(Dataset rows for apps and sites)
================

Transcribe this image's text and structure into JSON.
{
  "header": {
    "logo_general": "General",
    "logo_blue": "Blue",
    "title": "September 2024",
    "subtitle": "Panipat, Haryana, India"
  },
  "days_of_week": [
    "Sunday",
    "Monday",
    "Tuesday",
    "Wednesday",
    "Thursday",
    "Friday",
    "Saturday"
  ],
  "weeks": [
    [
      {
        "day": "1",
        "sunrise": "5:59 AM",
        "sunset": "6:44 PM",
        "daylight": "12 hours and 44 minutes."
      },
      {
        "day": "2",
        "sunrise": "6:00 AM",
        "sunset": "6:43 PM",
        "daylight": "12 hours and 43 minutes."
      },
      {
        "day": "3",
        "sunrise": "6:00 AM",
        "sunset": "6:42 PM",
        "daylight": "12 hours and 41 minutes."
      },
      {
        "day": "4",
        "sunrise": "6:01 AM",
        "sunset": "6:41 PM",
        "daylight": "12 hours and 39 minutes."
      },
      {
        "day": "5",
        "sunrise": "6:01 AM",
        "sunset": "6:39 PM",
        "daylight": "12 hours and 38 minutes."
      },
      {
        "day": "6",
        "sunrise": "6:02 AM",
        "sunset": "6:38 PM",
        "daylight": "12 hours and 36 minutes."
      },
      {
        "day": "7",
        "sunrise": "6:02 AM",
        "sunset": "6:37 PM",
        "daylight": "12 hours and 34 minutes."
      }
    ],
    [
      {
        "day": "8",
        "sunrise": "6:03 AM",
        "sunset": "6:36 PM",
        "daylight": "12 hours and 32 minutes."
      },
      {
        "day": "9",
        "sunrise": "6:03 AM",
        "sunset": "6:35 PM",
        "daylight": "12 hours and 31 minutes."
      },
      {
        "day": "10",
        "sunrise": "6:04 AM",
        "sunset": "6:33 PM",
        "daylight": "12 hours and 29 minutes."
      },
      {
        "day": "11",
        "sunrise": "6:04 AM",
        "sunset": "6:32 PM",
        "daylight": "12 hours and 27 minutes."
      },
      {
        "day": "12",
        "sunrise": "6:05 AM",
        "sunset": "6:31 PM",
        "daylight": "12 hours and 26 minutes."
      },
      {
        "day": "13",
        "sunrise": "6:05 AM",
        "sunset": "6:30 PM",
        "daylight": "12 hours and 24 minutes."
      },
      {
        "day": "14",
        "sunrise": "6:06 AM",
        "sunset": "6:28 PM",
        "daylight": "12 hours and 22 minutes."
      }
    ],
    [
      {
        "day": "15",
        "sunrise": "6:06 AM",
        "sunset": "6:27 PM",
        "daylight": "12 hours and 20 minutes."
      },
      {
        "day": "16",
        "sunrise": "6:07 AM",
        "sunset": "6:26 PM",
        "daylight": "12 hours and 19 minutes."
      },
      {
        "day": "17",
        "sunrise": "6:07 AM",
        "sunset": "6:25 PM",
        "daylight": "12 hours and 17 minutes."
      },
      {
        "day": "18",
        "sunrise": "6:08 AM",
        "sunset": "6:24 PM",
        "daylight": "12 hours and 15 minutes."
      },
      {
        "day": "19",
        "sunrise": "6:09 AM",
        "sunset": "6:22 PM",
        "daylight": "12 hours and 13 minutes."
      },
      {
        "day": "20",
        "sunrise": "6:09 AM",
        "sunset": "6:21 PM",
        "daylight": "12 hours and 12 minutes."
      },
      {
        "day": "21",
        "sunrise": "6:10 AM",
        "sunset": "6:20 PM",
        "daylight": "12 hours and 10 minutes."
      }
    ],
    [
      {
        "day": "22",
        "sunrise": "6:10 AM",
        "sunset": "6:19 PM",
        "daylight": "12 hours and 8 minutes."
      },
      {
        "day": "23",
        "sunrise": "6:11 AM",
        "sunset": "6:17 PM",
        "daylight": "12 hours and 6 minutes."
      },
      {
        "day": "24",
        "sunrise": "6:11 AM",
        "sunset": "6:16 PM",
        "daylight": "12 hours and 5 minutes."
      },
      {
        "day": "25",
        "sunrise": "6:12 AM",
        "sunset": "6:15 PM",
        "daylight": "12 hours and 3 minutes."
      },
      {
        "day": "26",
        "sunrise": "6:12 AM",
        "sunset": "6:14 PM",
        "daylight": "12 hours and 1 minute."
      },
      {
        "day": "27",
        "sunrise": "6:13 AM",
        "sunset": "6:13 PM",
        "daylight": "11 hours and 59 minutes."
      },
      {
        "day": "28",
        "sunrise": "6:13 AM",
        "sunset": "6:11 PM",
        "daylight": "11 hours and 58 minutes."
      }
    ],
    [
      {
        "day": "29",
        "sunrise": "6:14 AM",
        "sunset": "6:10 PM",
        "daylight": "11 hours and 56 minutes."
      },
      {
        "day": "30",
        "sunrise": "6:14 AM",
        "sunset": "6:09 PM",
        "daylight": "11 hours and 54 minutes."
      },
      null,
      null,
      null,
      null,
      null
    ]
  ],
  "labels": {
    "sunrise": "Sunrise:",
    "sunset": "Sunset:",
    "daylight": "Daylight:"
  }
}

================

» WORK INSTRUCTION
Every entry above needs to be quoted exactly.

» REPLY TO THE TASK
Transcribe this image's text and structure into JSON.
{
  "header": {
    "logo_general": "General",
    "logo_blue": "Blue",
    "title": "September 2024",
    "subtitle": "Panipat, Haryana, India"
  },
  "days_of_week": [
    "Sunday",
    "Monday",
    "Tuesday",
    "Wednesday",
    "Thursday",
    "Friday",
    "Saturday"
  ],
  "weeks": [
    [
      {
        "day": "1",
        "sunrise": "5:59 AM",
        "sunset": "6:44 PM",
        "daylight": "12 hours and 44 minutes."
      },
      {
        "day": "2",
        "sunrise": "6:00 AM",
        "sunset": "6:43 PM",
        "daylight": "12 hours and 43 minutes."
      },
      {
        "day": "3",
        "sunrise": "6:00 AM",
        "sunset": "6:42 PM",
        "daylight": "12 hours and 41 minutes."
      },
      {
        "day": "4",
        "sunrise": "6:01 AM",
        "sunset": "6:41 PM",
        "daylight": "12 hours and 39 minutes."
      },
      {
        "day": "5",
        "sunrise": "6:01 AM",
        "sunset": "6:39 PM",
        "daylight": "12 hours and 38 minutes."
      },
      {
        "day": "6",
        "sunrise": "6:02 AM",
        "sunset": "6:38 PM",
        "daylight": "12 hours and 36 minutes."
      },
      {
        "day": "7",
        "sunrise": "6:02 AM",
        "sunset": "6:37 PM",
        "daylight": "12 hours and 34 minutes."
      }
    ],
    [
      {
        "day": "8",
        "sunrise": "6:03 AM",
        "sunset": "6:36 PM",
        "daylight": "12 hours and 32 minutes."
      },
      {
        "day": "9",
        "sunrise": "6:03 AM",
        "sunset": "6:35 PM",
        "daylight": "12 hours and 31 minutes."
      },
      {
        "day": "10",
        "sunrise": "6:04 AM",
        "sunset": "6:33 PM",
        "daylight": "12 hours and 29 minutes."
      },
      {
        "day": "11",
        "sunrise": "6:04 AM",
        "sunset": "6:32 PM",
        "daylight": "12 hours and 27 minutes."
      },
      {
        "day": "12",
        "sunrise": "6:05 AM",
        "sunset": "6:31 PM",
        "daylight": "12 hours and 26 minutes."
      },
      {
        "day": "13",
        "sunrise": "6:05 AM",
        "sunset": "6:30 PM",
        "daylight": "12 hours and 24 minutes."
      },
      {
        "day": "14",
        "sunrise": "6:06 AM",
        "sunset": "6:28 PM",
        "daylight": "12 hours and 22 minutes."
      }
    ],
    [
      {
        "day": "15",
        "sunrise": "6:06 AM",
        "sunset": "6:27 PM",
        "daylight": "12 hours and 20 minutes."
      },
      {
        "day": "16",
        "sunrise": "6:07 AM",
        "sunset": "6:26 PM",
        "daylight": "12 hours and 19 minutes."
      },
      {
        "day": "17",
        "sunrise": "6:07 AM",
        "sunset": "6:25 PM",
        "daylight": "12 hours and 17 minutes."
      },
      {
        "day": "18",
        "sunrise": "6:08 AM",
        "sunset": "6:24 PM",
        "daylight": "12 hours and 15 minutes."
      },
      {
        "day": "19",
        "sunrise": "6:09 AM",
        "sunset": "6:22 PM",
        "daylight": "12 hours and 13 minutes."
      },
      {
        "day": "20",
        "sunrise": "6:09 AM",
        "sunset": "6:21 PM",
        "daylight": "12 hours and 12 minutes."
      },
      {
        "day": "21",
        "sunrise": "6:10 AM",
        "sunset": "6:20 PM",
        "daylight": "12 hours and 10 minutes."
      }
    ],
    [
      {
        "day": "22",
        "sunrise": "6:10 AM",
        "sunset": "6:19 PM",
        "daylight": "12 hours and 8 minutes."
      },
      {
        "day": "23",
        "sunrise": "6:11 AM",
        "sunset": "6:17 PM",
        "daylight": "12 hours and 6 minutes."
      },
      {
        "day": "24",
        "sunrise": "6:11 AM",
        "sunset": "6:16 PM",
        "daylight": "12 hours and 5 minutes."
      },
      {
        "day": "25",
        "sunrise": "6:12 AM",
        "sunset": "6:15 PM",
        "daylight": "12 hours and 3 minutes."
      },
      {
        "day": "26",
        "sunrise": "6:12 AM",
        "sunset": "6:14 PM",
        "daylight": "12 hours and 1 minute."
      },
      {
        "day": "27",
        "sunrise": "6:13 AM",
        "sunset": "6:13 PM",
        "daylight": "11 hours and 59 minutes."
      },
      {
        "day": "28",
        "sunrise": "6:13 AM",
        "sunset": "6:11 PM",
        "daylight": "11 hours and 58 minutes."
      }
    ],
    [
      {
        "day": "29",
        "sunrise": "6:14 AM",
        "sunset": "6:10 PM",
        "daylight": "11 hours and 56 minutes."
      },
      {
        "day": "30",
        "sunrise": "6:14 AM",
        "sunset": "6:09 PM",
        "daylight": "11 hours and 54 minutes."
      },
      null,
      null,
      null,
      null,
      null
    ]
  ],
  "labels": {
    "sunrise": "Sunrise:",
    "sunset": "Sunset:",
    "daylight": "Daylight:"
  }
}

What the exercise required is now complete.